[[ Provided information open ]]
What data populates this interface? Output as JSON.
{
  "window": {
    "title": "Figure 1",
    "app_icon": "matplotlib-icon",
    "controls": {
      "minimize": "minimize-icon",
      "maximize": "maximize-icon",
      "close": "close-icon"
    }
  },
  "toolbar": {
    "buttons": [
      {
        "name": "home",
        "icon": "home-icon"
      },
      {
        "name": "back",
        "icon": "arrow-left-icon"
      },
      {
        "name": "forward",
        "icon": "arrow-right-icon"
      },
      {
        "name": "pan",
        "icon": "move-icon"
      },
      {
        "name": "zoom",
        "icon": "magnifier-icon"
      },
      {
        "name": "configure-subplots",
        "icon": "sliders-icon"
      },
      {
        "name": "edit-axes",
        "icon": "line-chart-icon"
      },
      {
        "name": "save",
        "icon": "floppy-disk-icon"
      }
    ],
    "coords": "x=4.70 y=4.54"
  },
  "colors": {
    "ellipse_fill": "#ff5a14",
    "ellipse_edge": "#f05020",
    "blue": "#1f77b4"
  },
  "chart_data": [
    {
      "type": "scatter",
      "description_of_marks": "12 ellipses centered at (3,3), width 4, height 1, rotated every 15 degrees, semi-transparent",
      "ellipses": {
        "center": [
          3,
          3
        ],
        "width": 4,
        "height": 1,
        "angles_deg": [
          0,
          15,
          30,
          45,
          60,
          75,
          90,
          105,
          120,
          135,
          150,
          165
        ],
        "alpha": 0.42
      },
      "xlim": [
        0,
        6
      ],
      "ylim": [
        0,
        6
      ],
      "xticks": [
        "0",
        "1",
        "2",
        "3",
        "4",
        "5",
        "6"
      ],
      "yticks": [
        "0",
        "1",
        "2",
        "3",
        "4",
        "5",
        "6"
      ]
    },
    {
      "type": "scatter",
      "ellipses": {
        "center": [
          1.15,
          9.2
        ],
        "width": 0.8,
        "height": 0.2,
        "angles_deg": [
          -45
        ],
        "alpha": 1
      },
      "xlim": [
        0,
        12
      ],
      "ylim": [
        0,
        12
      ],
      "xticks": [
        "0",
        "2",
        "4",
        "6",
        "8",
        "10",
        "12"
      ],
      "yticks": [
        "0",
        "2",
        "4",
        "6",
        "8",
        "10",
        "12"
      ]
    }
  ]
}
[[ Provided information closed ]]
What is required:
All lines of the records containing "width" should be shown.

Written reply:
      "description_of_marks": "12 ellipses centered at (3,3), width 4, height 1, rotated every 15 degrees, semi-transparent",
        "width": 4,
        "width": 0.8,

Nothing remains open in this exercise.